*Exercise*: Please reproduce the records below exactly, omitting any pictures they contain.

App and web page records:

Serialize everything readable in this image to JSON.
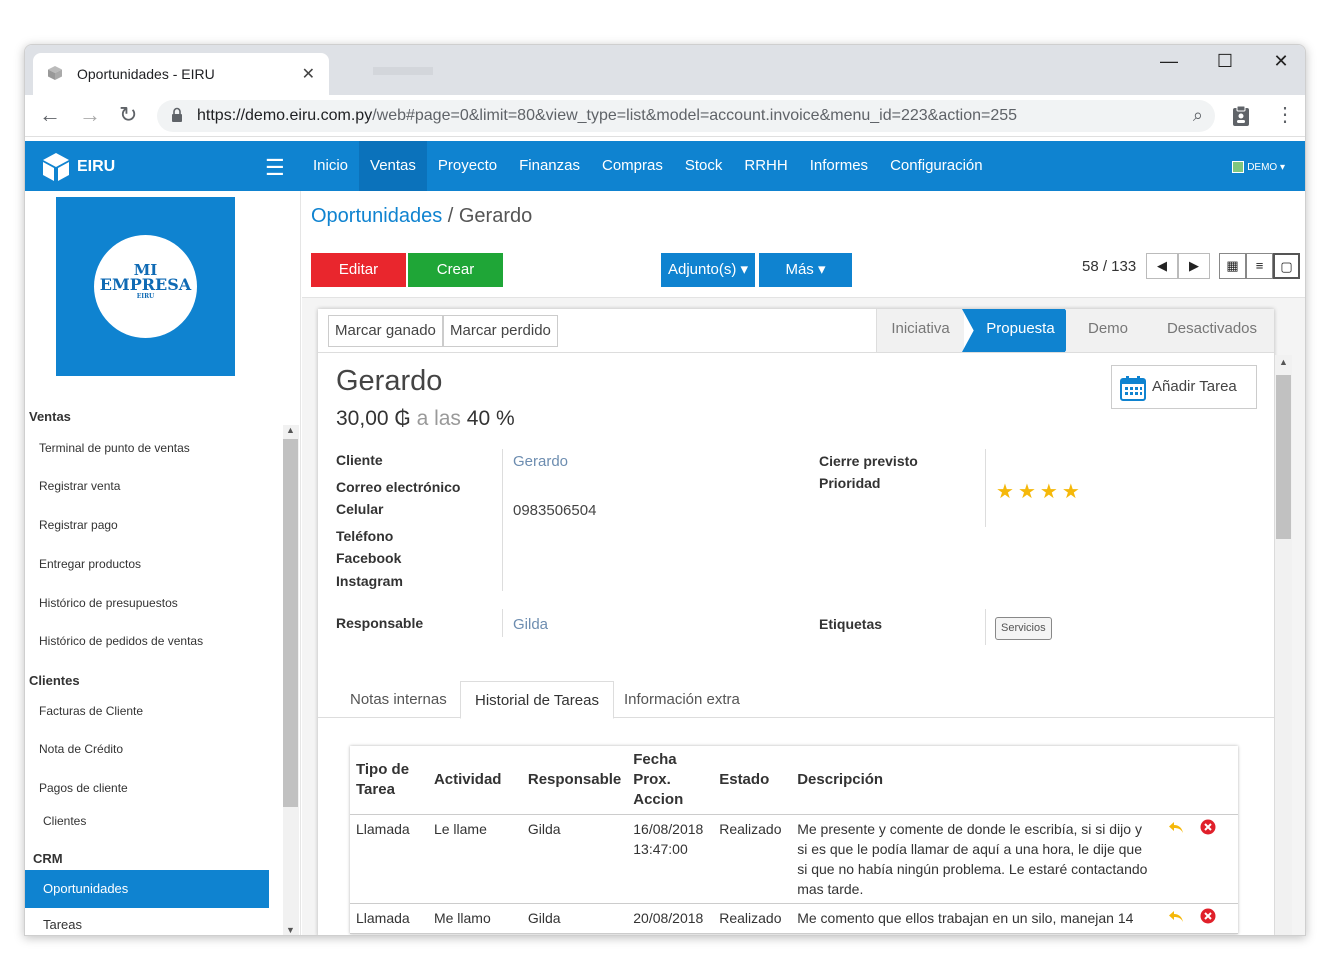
{
  "browser": {
    "tab_title": "Oportunidades - EIRU",
    "tab_close": "✕",
    "url_host": "https://demo.eiru.com.py",
    "url_path": "/web#page=0&limit=80&view_type=list&model=account.invoice&menu_id=223&action=255",
    "minimize": "—",
    "maximize": "☐",
    "close": "✕"
  },
  "header": {
    "brand": "EIRU",
    "menu": [
      "Inicio",
      "Ventas",
      "Proyecto",
      "Finanzas",
      "Compras",
      "Stock",
      "RRHH",
      "Informes",
      "Configuración"
    ],
    "active_menu": "Ventas",
    "user": "DEMO ▾"
  },
  "sidebar": {
    "logo": {
      "line1": "MI",
      "line2": "EMPRESA",
      "line3": "EIRU"
    },
    "sections": [
      {
        "title": "Ventas",
        "items": [
          "Terminal de punto de ventas",
          "Registrar venta",
          "Registrar pago",
          "Entregar productos",
          "Histórico de presupuestos",
          "Histórico de pedidos de ventas"
        ]
      },
      {
        "title": "Clientes",
        "items": [
          "Facturas de Cliente",
          "Nota de Crédito",
          "Pagos de cliente",
          "Clientes"
        ]
      },
      {
        "title": "CRM",
        "items": [
          "Oportunidades",
          "Tareas"
        ]
      }
    ],
    "active_item": "Oportunidades"
  },
  "main": {
    "breadcrumb_link": "Oportunidades",
    "breadcrumb_sep": " / ",
    "breadcrumb_current": "Gerardo",
    "buttons": {
      "edit": "Editar",
      "create": "Crear",
      "attachments": "Adjunto(s) ▾",
      "more": "Más ▾"
    },
    "pager": "58 / 133",
    "status_buttons": {
      "won": "Marcar ganado",
      "lost": "Marcar perdido"
    },
    "stages": [
      "Iniciativa",
      "Propuesta",
      "Demo",
      "Desactivados"
    ],
    "active_stage": "Propuesta",
    "record": {
      "name": "Gerardo",
      "amount": "30,00 ₲",
      "amount_sep": " a las ",
      "probability": "40 %",
      "add_task": "Añadir Tarea"
    },
    "fields": {
      "cliente_label": "Cliente",
      "cliente_value": "Gerardo",
      "correo_label": "Correo electrónico",
      "celular_label": "Celular",
      "celular_value": "0983506504",
      "telefono_label": "Teléfono",
      "facebook_label": "Facebook",
      "instagram_label": "Instagram",
      "responsable_label": "Responsable",
      "responsable_value": "Gilda",
      "cierre_label": "Cierre previsto",
      "prioridad_label": "Prioridad",
      "priority_stars": 4,
      "etiquetas_label": "Etiquetas",
      "tag": "Servicios"
    },
    "tabs": [
      "Notas internas",
      "Historial de Tareas",
      "Información extra"
    ],
    "active_tab": "Historial de Tareas",
    "task_table": {
      "headers": [
        "Tipo de Tarea",
        "Actividad",
        "Responsable",
        "Fecha Prox. Accion",
        "Estado",
        "Descripción"
      ],
      "rows": [
        [
          "Llamada",
          "Le llame",
          "Gilda",
          "16/08/2018 13:47:00",
          "Realizado",
          "Me presente y comente de donde le escribía, si si dijo y si es que le podía llamar de aquí a una hora, le dije que si que no había ningún problema. Le estaré contactando mas tarde."
        ],
        [
          "Llamada",
          "Me llamo",
          "Gilda",
          "20/08/2018",
          "Realizado",
          "Me comento que ellos trabajan en un silo, manejan 14"
        ]
      ]
    }
  },
  "colors": {
    "primary": "#0f83d0",
    "edit": "#e9262d",
    "create": "#1fa637",
    "star": "#f5b80a"
  }
}
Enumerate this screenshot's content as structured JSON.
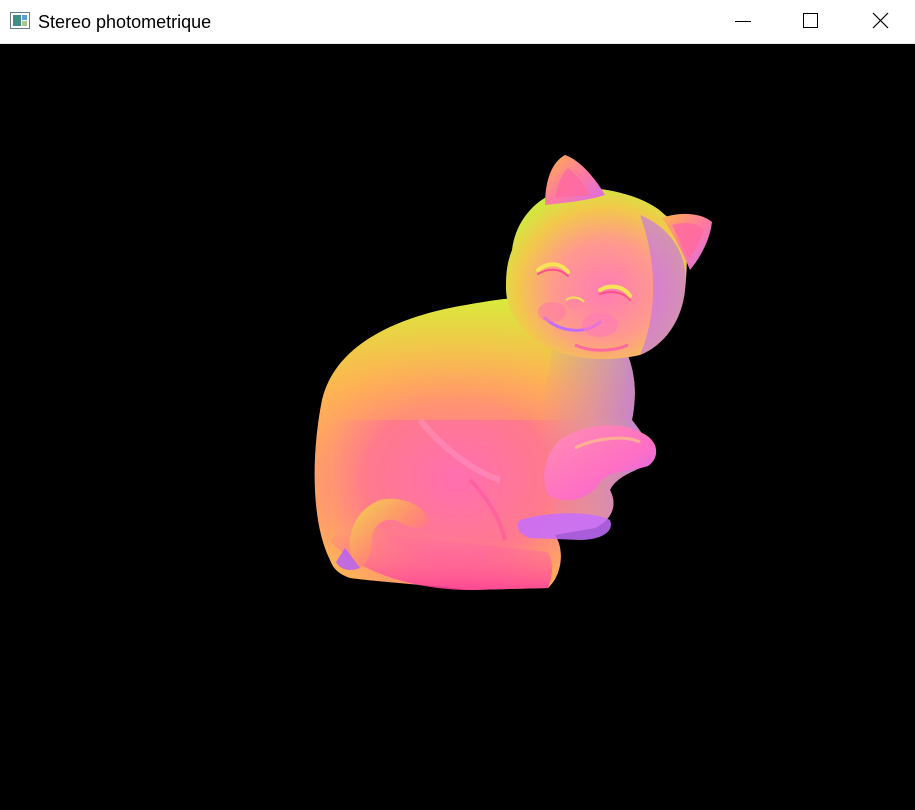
{
  "window": {
    "title": "Stereo photometrique",
    "controls": {
      "minimize_icon": "minimize-icon",
      "maximize_icon": "maximize-icon",
      "close_icon": "close-icon"
    }
  },
  "canvas": {
    "background": "#000000",
    "content": "normal-map-cat"
  },
  "colors": {
    "titlebar_bg": "#ffffff",
    "normal_red": "#ff4fa0",
    "normal_green": "#c8f53a",
    "normal_blue": "#b06cff",
    "normal_orange": "#ff9a4a"
  }
}
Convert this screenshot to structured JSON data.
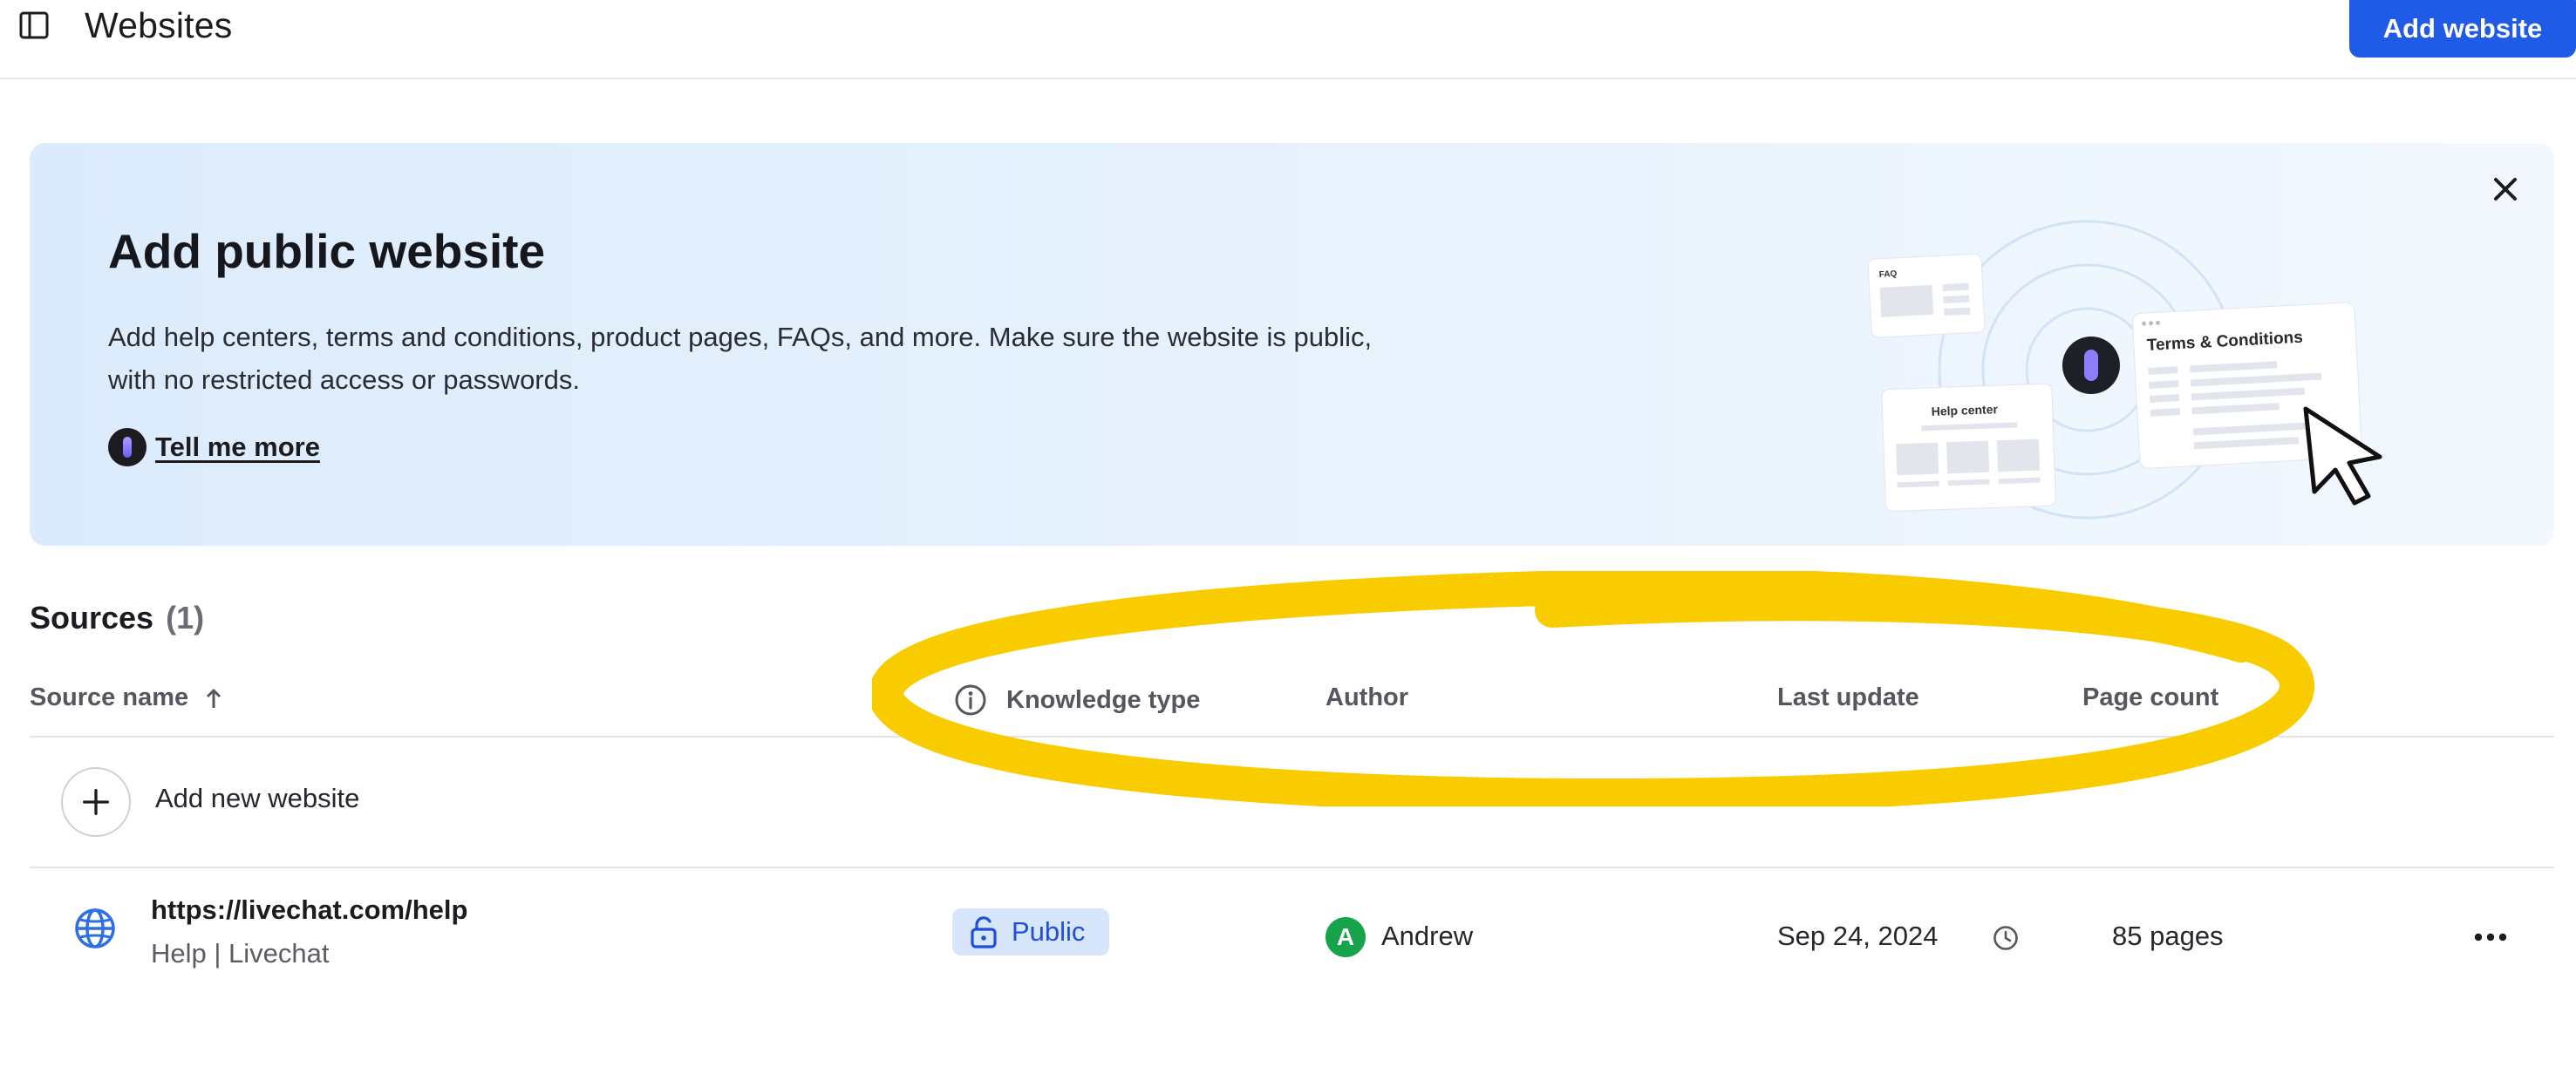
{
  "header": {
    "title": "Websites",
    "add_button_label": "Add website"
  },
  "banner": {
    "title": "Add public website",
    "description": "Add help centers, terms and conditions, product pages, FAQs, and more. Make sure the website is public, with no restricted access or passwords.",
    "link_label": "Tell me more",
    "illustration": {
      "faq_card_label": "FAQ",
      "help_center_card_label": "Help center",
      "terms_card_label": "Terms & Conditions"
    }
  },
  "sources": {
    "heading": "Sources",
    "count_label": "(1)"
  },
  "table": {
    "columns": {
      "source_name": "Source name",
      "knowledge_type": "Knowledge type",
      "author": "Author",
      "last_update": "Last update",
      "page_count": "Page count"
    },
    "add_row_label": "Add new website",
    "rows": [
      {
        "url": "https://livechat.com/help",
        "subtitle": "Help | Livechat",
        "knowledge_type": "Public",
        "author_initial": "A",
        "author_name": "Andrew",
        "last_update": "Sep 24, 2024",
        "page_count": "85 pages"
      }
    ]
  },
  "icons": {
    "sidebar_toggle": "sidebar-toggle-icon",
    "close": "close-icon",
    "sort": "arrow-up-icon",
    "info": "info-icon",
    "plus": "plus-icon",
    "globe": "globe-icon",
    "lock": "lock-open-icon",
    "clock": "clock-icon",
    "more": "more-horizontal-icon"
  },
  "colors": {
    "primary": "#1f5be7",
    "banner_bg": "#dcebfc",
    "badge_bg": "#d7e6fb",
    "badge_text": "#1d4fd8",
    "avatar_bg": "#16a34a",
    "highlight": "#f9cc00"
  }
}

*Answer space*:
Serialize everything readable in this image to JSON.
{
  "browser": {
    "tab_title": "Oportunidades - EIRU",
    "tab_close": "✕",
    "url_host": "https://demo.eiru.com.py",
    "url_path": "/web#page=0&limit=80&view_type=list&model=account.invoice&menu_id=223&action=255",
    "minimize": "—",
    "maximize": "☐",
    "close": "✕"
  },
  "header": {
    "brand": "EIRU",
    "menu": [
      "Inicio",
      "Ventas",
      "Proyecto",
      "Finanzas",
      "Compras",
      "Stock",
      "RRHH",
      "Informes",
      "Configuración"
    ],
    "active_menu": "Ventas",
    "user": "DEMO ▾"
  },
  "sidebar": {
    "logo": {
      "line1": "MI",
      "line2": "EMPRESA",
      "line3": "EIRU"
    },
    "sections": [
      {
        "title": "Ventas",
        "items": [
          "Terminal de punto de ventas",
          "Registrar venta",
          "Registrar pago",
          "Entregar productos",
          "Histórico de presupuestos",
          "Histórico de pedidos de ventas"
        ]
      },
      {
        "title": "Clientes",
        "items": [
          "Facturas de Cliente",
          "Nota de Crédito",
          "Pagos de cliente",
          "Clientes"
        ]
      },
      {
        "title": "CRM",
        "items": [
          "Oportunidades",
          "Tareas"
        ]
      }
    ],
    "active_item": "Oportunidades"
  },
  "main": {
    "breadcrumb_link": "Oportunidades",
    "breadcrumb_sep": " / ",
    "breadcrumb_current": "Gerardo",
    "buttons": {
      "edit": "Editar",
      "create": "Crear",
      "attachments": "Adjunto(s) ▾",
      "more": "Más ▾"
    },
    "pager": "58 / 133",
    "status_buttons": {
      "won": "Marcar ganado",
      "lost": "Marcar perdido"
    },
    "stages": [
      "Iniciativa",
      "Propuesta",
      "Demo",
      "Desactivados"
    ],
    "active_stage": "Propuesta",
    "record": {
      "name": "Gerardo",
      "amount": "30,00 ₲",
      "amount_sep": " a las ",
      "probability": "40 %",
      "add_task": "Añadir Tarea"
    },
    "fields": {
      "cliente_label": "Cliente",
      "cliente_value": "Gerardo",
      "correo_label": "Correo electrónico",
      "celular_label": "Celular",
      "celular_value": "0983506504",
      "telefono_label": "Teléfono",
      "facebook_label": "Facebook",
      "instagram_label": "Instagram",
      "responsable_label": "Responsable",
      "responsable_value": "Gilda",
      "cierre_label": "Cierre previsto",
      "prioridad_label": "Prioridad",
      "priority_stars": 4,
      "etiquetas_label": "Etiquetas",
      "tag": "Servicios"
    },
    "tabs": [
      "Notas internas",
      "Historial de Tareas",
      "Información extra"
    ],
    "active_tab": "Historial de Tareas",
    "task_table": {
      "headers": [
        "Tipo de Tarea",
        "Actividad",
        "Responsable",
        "Fecha Prox. Accion",
        "Estado",
        "Descripción"
      ],
      "rows": [
        [
          "Llamada",
          "Le llame",
          "Gilda",
          "16/08/2018 13:47:00",
          "Realizado",
          "Me presente y comente de donde le escribía, si si dijo y si es que le podía llamar de aquí a una hora, le dije que si que no había ningún problema. Le estaré contactando mas tarde."
        ],
        [
          "Llamada",
          "Me llamo",
          "Gilda",
          "20/08/2018",
          "Realizado",
          "Me comento que ellos trabajan en un silo, manejan 14"
        ]
      ]
    }
  },
  "colors": {
    "primary": "#0f83d0",
    "edit": "#e9262d",
    "create": "#1fa637",
    "star": "#f5b80a"
  }
}
Enumerate this screenshot's content as structured JSON.
{
  "window": {
    "title": "Stereo photometrique",
    "controls": {
      "minimize_icon": "minimize-icon",
      "maximize_icon": "maximize-icon",
      "close_icon": "close-icon"
    }
  },
  "canvas": {
    "background": "#000000",
    "content": "normal-map-cat"
  },
  "colors": {
    "titlebar_bg": "#ffffff",
    "normal_red": "#ff4fa0",
    "normal_green": "#c8f53a",
    "normal_blue": "#b06cff",
    "normal_orange": "#ff9a4a"
  }
}
Convert this screenshot to structured JSON data.
{
  "header": {
    "title": "Websites",
    "add_button_label": "Add website"
  },
  "banner": {
    "title": "Add public website",
    "description": "Add help centers, terms and conditions, product pages, FAQs, and more. Make sure the website is public, with no restricted access or passwords.",
    "link_label": "Tell me more",
    "illustration": {
      "faq_card_label": "FAQ",
      "help_center_card_label": "Help center",
      "terms_card_label": "Terms & Conditions"
    }
  },
  "sources": {
    "heading": "Sources",
    "count_label": "(1)"
  },
  "table": {
    "columns": {
      "source_name": "Source name",
      "knowledge_type": "Knowledge type",
      "author": "Author",
      "last_update": "Last update",
      "page_count": "Page count"
    },
    "add_row_label": "Add new website",
    "rows": [
      {
        "url": "https://livechat.com/help",
        "subtitle": "Help | Livechat",
        "knowledge_type": "Public",
        "author_initial": "A",
        "author_name": "Andrew",
        "last_update": "Sep 24, 2024",
        "page_count": "85 pages"
      }
    ]
  },
  "icons": {
    "sidebar_toggle": "sidebar-toggle-icon",
    "close": "close-icon",
    "sort": "arrow-up-icon",
    "info": "info-icon",
    "plus": "plus-icon",
    "globe": "globe-icon",
    "lock": "lock-open-icon",
    "clock": "clock-icon",
    "more": "more-horizontal-icon"
  },
  "colors": {
    "primary": "#1f5be7",
    "banner_bg": "#dcebfc",
    "badge_bg": "#d7e6fb",
    "badge_text": "#1d4fd8",
    "avatar_bg": "#16a34a",
    "highlight": "#f9cc00"
  }
}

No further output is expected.